1.  Adopt multiple carriers in the U.S.  Lucrative exclusive contracts are not worth cornering yourself into obscurity.
2.  Release multiple phones.  You already did this with the iPod -- imagine how hot an iPhone Nano would be!
3.  Most important -- drop the rhetoric on Flash and shore up the app approval process.  If you want to be the world's premiere mobile applications provider, there's little room for such poor behavior as you have shown.

If Apple can follow such advice, perhaps it can once again become competitive in the race.  Otherwise, with other hungry competitors (Palm, Microsoft) and hot new Android handsets (Samsung Galaxy, HTC EVO) it seems destined to sink down the sales charts, much like Palm before it. 



Comments     Threshold


This article is over a month old, voting and posting comments is disabled

Apple prohibitive? DUH..
By alaskan on 5/10/2010 2:38:28 PM , Rating: 2
I am still amazed to this day that people are surprised by apples moves to control and prohibit features and functionality.. How many of you people that "Report" on apple, actually research this company and its history? From the blogs and reports out there I would say hardly anyone.
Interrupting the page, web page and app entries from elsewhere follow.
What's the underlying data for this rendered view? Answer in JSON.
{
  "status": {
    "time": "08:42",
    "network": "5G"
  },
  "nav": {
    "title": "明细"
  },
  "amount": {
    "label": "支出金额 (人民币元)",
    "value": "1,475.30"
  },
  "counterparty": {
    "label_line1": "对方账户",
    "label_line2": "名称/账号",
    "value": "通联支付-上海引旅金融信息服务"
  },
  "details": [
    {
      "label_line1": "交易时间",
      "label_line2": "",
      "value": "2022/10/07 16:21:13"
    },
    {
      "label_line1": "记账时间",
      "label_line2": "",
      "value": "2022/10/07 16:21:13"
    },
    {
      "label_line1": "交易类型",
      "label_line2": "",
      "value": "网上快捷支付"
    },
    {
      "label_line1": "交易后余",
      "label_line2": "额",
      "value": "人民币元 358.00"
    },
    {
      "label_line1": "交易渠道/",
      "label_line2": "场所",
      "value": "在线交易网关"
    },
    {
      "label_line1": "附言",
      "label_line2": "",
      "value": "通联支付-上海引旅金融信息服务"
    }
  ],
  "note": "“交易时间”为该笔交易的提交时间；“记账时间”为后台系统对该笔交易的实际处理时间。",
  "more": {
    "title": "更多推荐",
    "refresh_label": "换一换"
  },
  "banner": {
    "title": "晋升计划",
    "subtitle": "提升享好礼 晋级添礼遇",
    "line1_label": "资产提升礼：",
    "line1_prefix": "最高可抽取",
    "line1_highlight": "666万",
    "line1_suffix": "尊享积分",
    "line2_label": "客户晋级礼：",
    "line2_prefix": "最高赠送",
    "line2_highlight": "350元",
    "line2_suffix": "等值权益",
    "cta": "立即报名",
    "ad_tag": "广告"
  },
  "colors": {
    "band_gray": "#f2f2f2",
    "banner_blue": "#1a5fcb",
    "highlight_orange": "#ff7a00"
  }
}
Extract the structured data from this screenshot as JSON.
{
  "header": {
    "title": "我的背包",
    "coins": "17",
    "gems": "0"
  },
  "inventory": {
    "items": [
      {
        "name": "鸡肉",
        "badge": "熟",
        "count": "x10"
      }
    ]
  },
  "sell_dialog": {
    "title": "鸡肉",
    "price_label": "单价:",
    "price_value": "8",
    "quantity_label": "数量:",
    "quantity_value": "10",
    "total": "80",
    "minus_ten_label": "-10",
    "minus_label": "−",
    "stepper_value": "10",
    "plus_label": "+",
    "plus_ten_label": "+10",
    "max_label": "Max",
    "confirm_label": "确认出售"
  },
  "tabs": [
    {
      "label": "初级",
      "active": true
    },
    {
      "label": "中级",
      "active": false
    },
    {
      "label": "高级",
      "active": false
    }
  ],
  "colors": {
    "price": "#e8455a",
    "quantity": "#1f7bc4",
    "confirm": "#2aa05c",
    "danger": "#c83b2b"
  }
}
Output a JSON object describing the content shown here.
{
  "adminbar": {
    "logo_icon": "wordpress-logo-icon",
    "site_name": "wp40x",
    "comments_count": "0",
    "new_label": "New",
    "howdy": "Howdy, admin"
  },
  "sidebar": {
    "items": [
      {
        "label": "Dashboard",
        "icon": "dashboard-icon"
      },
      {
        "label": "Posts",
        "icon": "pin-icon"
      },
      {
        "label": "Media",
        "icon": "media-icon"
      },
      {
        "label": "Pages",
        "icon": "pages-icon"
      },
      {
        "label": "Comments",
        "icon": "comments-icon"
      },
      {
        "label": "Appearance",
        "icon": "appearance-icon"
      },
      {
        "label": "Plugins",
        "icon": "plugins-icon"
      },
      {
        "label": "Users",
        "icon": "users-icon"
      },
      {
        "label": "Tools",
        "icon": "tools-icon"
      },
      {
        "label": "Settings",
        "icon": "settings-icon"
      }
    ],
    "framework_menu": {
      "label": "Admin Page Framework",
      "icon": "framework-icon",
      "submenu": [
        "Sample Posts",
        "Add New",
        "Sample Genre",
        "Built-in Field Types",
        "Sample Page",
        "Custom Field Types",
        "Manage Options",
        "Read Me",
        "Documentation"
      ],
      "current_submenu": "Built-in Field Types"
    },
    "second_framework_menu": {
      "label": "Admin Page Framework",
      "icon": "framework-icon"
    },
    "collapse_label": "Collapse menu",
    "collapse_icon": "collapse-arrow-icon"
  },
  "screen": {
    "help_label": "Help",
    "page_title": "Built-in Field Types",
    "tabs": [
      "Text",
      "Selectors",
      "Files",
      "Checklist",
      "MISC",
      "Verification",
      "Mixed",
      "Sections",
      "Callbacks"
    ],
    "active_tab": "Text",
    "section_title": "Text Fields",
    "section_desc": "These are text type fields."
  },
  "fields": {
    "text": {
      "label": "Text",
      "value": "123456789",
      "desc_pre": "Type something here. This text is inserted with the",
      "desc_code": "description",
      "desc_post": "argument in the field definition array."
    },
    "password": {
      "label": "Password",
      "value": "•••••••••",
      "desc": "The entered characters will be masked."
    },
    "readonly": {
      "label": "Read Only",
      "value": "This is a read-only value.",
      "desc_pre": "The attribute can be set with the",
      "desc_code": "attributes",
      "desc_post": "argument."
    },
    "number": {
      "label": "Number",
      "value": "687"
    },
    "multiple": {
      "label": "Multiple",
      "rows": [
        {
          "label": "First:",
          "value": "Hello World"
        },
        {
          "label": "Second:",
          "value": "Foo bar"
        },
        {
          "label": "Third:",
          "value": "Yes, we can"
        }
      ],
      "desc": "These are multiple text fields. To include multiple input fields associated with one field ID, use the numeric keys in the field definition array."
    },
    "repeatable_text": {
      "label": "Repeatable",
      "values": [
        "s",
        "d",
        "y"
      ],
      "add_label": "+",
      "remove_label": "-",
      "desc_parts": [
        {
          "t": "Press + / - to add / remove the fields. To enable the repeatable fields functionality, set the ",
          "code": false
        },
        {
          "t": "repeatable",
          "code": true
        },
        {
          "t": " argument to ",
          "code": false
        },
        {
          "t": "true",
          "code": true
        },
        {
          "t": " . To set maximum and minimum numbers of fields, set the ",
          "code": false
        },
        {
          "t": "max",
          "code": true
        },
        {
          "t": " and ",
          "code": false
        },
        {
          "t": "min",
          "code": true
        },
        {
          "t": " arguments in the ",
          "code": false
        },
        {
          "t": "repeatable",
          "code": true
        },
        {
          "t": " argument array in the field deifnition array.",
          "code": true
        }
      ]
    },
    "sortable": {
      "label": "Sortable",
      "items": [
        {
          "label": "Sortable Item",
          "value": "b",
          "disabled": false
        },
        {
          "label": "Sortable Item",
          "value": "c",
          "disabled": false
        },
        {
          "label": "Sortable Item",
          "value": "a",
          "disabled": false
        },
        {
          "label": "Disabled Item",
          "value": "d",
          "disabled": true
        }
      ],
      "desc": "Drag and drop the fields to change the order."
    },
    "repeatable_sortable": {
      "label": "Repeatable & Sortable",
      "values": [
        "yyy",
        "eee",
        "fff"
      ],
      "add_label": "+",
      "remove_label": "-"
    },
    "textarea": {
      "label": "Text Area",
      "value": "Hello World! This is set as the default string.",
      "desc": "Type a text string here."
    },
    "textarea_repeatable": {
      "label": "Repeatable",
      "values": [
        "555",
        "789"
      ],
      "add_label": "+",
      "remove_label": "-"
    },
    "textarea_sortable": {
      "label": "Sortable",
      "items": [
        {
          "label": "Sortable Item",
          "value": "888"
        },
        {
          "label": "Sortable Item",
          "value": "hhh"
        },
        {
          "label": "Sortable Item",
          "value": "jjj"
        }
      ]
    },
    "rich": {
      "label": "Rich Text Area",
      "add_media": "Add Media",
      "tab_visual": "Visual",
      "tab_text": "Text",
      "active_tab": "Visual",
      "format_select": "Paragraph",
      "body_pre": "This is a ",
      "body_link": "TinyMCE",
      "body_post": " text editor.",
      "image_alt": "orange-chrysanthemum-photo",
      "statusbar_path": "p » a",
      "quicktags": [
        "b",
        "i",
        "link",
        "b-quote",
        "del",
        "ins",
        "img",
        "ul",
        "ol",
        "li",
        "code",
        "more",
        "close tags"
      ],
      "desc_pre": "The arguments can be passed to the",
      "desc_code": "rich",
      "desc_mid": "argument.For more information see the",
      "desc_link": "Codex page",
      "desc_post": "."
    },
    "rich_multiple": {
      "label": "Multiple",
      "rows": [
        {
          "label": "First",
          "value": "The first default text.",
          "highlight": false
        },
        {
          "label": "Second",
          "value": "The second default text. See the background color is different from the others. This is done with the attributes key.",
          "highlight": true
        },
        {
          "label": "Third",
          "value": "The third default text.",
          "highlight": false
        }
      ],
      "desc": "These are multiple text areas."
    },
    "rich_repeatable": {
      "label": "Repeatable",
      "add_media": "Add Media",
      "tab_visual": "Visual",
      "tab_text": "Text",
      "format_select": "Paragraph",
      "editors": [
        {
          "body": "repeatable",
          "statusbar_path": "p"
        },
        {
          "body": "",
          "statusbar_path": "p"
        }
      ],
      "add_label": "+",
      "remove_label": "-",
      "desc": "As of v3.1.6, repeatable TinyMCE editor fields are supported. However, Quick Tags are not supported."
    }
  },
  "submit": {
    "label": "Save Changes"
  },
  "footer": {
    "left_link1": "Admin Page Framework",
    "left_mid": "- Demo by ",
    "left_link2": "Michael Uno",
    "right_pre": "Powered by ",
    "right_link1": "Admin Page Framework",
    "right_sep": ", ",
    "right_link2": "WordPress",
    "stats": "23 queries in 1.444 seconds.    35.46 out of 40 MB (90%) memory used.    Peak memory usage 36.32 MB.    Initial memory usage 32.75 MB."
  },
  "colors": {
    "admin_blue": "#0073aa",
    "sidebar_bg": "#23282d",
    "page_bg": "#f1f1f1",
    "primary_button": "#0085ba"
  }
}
Otherwise you would know that what Steve Jobs and Apple are doing is nothing new. They have always been a controlling company and controled every aspect of Apple product.
I find it funny when people complain about microsoft as being controlling because compared to Apple, microsoft is opensource! Microsoft writes OS and Office software.. They do not restrict anyone from installing their software (as long as you purchased it) on any piece of hardware you want.
Apple on the other hand prohibts you from purchasing or installing their OS on anything but an apple sold piece of hardware.. Of course some will say this ensures the stuff works but that is a load of B.S. and if you subsribe to that camp you are a mindnumbed fanboy/girl..
Steve Jobs is a very very smart salesman and business CEO.. But he is not an engineer and he is not about getting the best tech out there.. He's about getting his tech out there and making the most money off it.. (there is nothing wrong with that either.) I just wish you bloggers and apple fans would be honest with yourselves about it.




"We can't expect users to use common sense. That would eliminate the need for all sorts of legislation, committees, oversight and lawyers." -- Christopher Jennings

















botimage
Copyright 2014 DailyTech LLC. - RSS Feed | Advertise | About Us | Ethics | FAQ | Terms, Conditions & Privacy Information | Kristopher Kubicki